In this next phase of financial stewardship, we are taking the following steps to control costs and prepare ourselves for our best assessment of the current and ongoing economic realities:
- All discretionary spending for the remainder of fiscal year 2020 (which ends June 30, 2020) is suspended;
- All staff hiring is restricted and will require enhanced justification and explicit vice chancellor or dean approval;
- A short-term Voluntary Staff Departure Incentive Program is under development and will be launched on April 20, 2020. The existing assisted early retirement plans for tenured faculty will also remain available;
- Annual salary merit increases for upcoming fiscal year 2021 will be deferred until further notice;
- A review is underway of all construction and renovation projects to determine which ones should be delayed;
- University leaders will continue working together to examine all of our activities and identify opportunities to gain new efficiencies and maximize results through restructuring or other organizational changes; and
- University leaders and business officers across the university are working together to develop and submit revised budgets for fiscal year 2021 that reflect a decrease in spending and lower revenue expectations.
Based upon current known conditions, there is no plan at this time for across-the-board university layoffs or furloughs. Any potential staffing changes related to current and future economic conditions will continue to be managed by individual schools, colleges and units. All of the steps described above will be implemented with an eye toward achieving overall reductions in total university expenses in the 5-10% range for upcoming fiscal year 2021.
These will be difficult actions for all of us. While solutions will not be one size fits all, all of our decision-making will continue to be grounded in our commitment to trust, transparency and teamwork and guided by several key principles:
- We will protect and safeguard the health and safety of our community;
- We will use the best available methods, research and data to make our decisions; and
- Our One Vanderbilt culture of collaboration and commitment to thoughtful deliberation will continue to steer our actions.
All of the actions that we take in the weeks and months ahead to respond to these extraordinary circumstances will be focused on ensuring our ability to pursue our mission for generations to come.
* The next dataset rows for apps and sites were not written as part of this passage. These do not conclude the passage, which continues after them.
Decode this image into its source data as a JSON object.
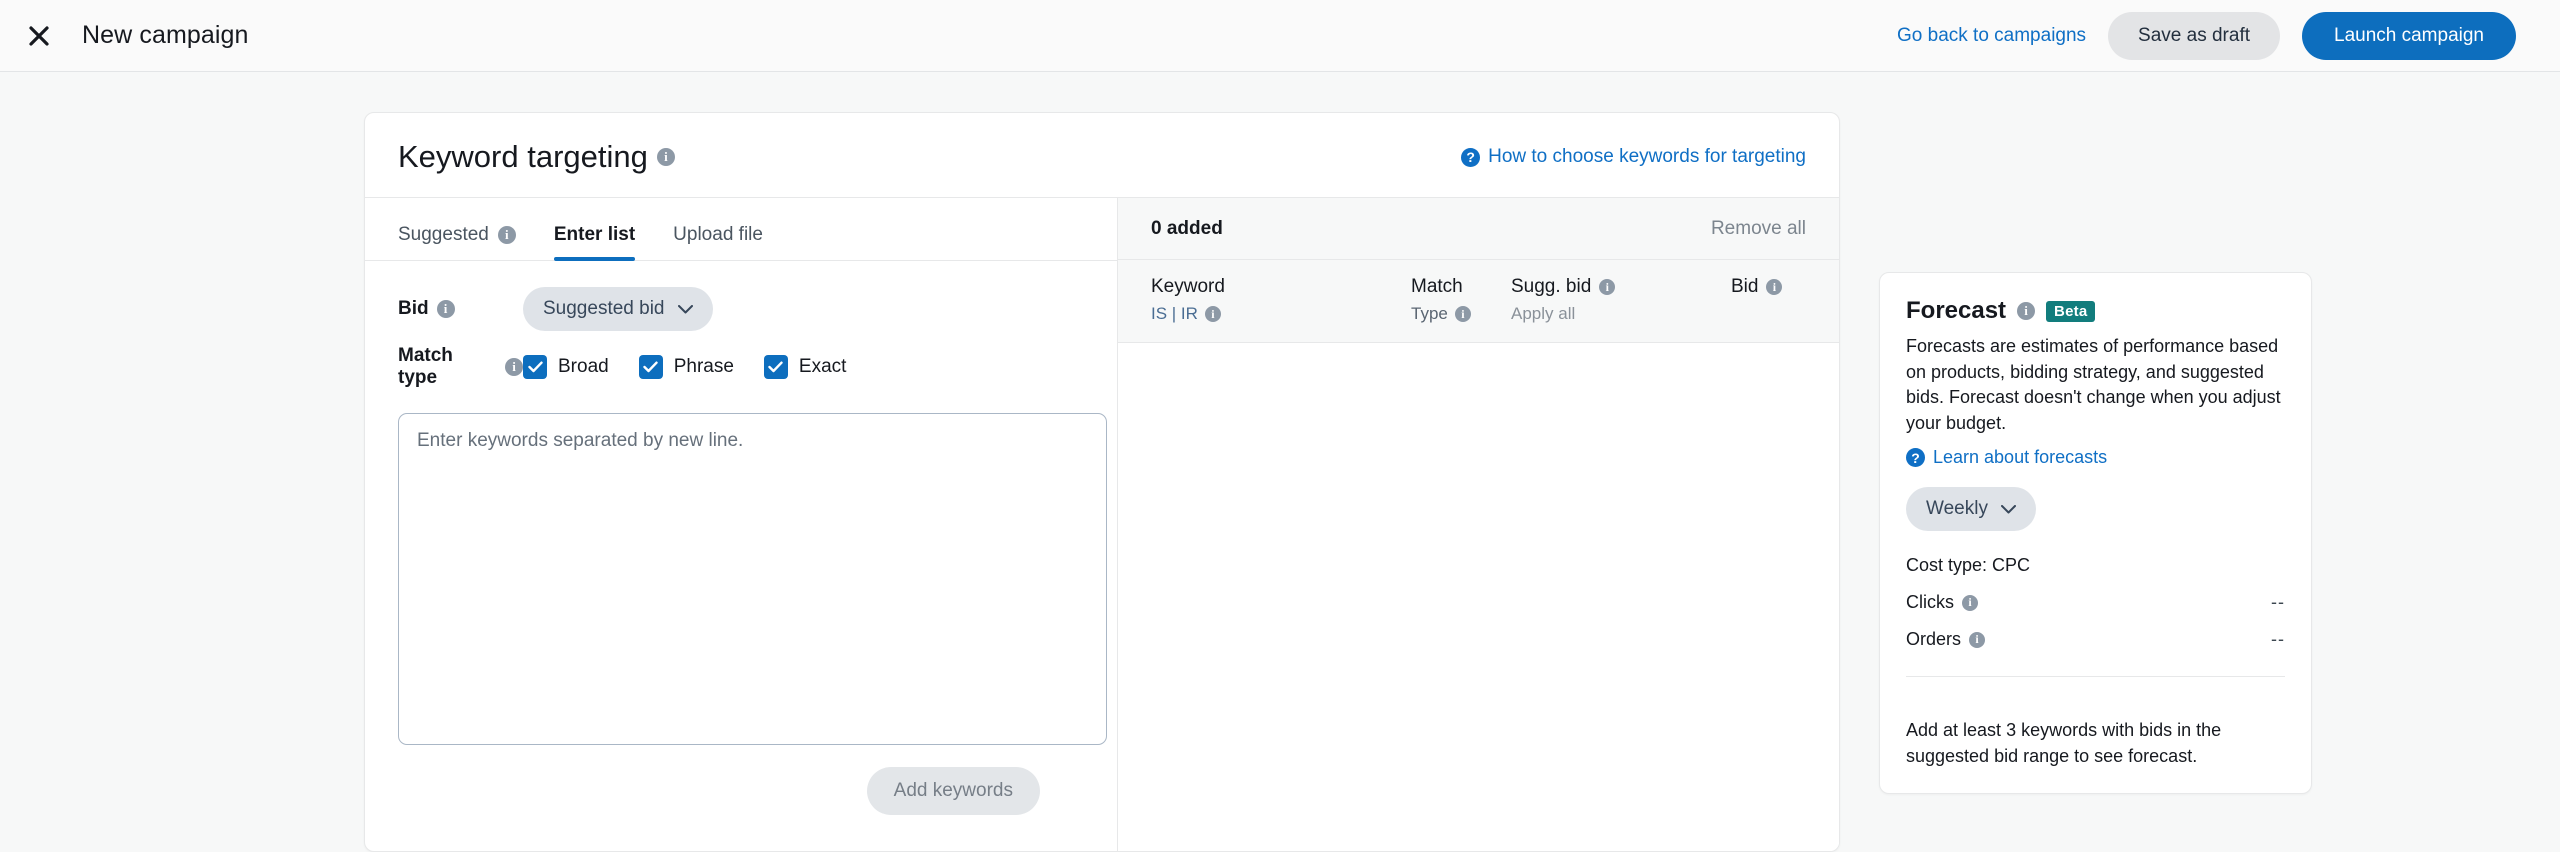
{
  "topbar": {
    "close_icon": "close-icon",
    "title": "New campaign",
    "go_back_link": "Go back to campaigns",
    "save_draft_label": "Save as draft",
    "launch_label": "Launch campaign"
  },
  "keyword_card": {
    "title": "Keyword targeting",
    "help_link": "How to choose keywords for targeting",
    "tabs": [
      {
        "label": "Suggested",
        "active": false,
        "has_info": true
      },
      {
        "label": "Enter list",
        "active": true,
        "has_info": false
      },
      {
        "label": "Upload file",
        "active": false,
        "has_info": false
      }
    ],
    "bid_label": "Bid",
    "bid_value": "Suggested bid",
    "match_type_label": "Match type",
    "match_types": [
      {
        "label": "Broad",
        "checked": true
      },
      {
        "label": "Phrase",
        "checked": true
      },
      {
        "label": "Exact",
        "checked": true
      }
    ],
    "keywords_placeholder": "Enter keywords separated by new line.",
    "keywords_value": "",
    "add_keywords_label": "Add keywords",
    "added_count": "0 added",
    "remove_all_label": "Remove all",
    "columns": {
      "keyword": "Keyword",
      "keyword_sub": "IS | IR",
      "match": "Match",
      "match_sub": "Type",
      "sugg_bid": "Sugg. bid",
      "apply_all": "Apply all",
      "bid": "Bid"
    }
  },
  "forecast": {
    "title": "Forecast",
    "badge": "Beta",
    "description": "Forecasts are estimates of performance based on products, bidding strategy, and suggested bids. Forecast doesn't change when you adjust your budget.",
    "learn_link": "Learn about forecasts",
    "period_value": "Weekly",
    "cost_type": "Cost type: CPC",
    "metrics": [
      {
        "label": "Clicks",
        "value": "--"
      },
      {
        "label": "Orders",
        "value": "--"
      }
    ],
    "note": "Add at least 3 keywords with bids in the suggested bid range to see forecast."
  },
  "colors": {
    "accent_blue": "#0d6ebe",
    "link_blue": "#0f6fc5",
    "beta_teal": "#127d7d",
    "page_bg": "#f7f8f8"
  }
}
As we develop various scenarios to respond to this economic uncertainty, I will continue to partner closely with our deans and vice chancellors, the Vanderbilt University Board of Trust and Incoming Chancellor Daniel Diermeier. We are all committed to listening closely to the recently established advisory groups of dedicated faculty and staff for input across the range of decisions that must be made.
The extreme uncertainty of these times is unprecedented. While we cannot predict the future and do not have all of the answers today, I am certain of the strength and vitality of our great university and of its promise to not only survive this challenge but to emerge stronger for it. Thank you for your exceptional efforts, your understanding and your commitment to working together.
Susan R. Wente
Interim Chancellor and Provost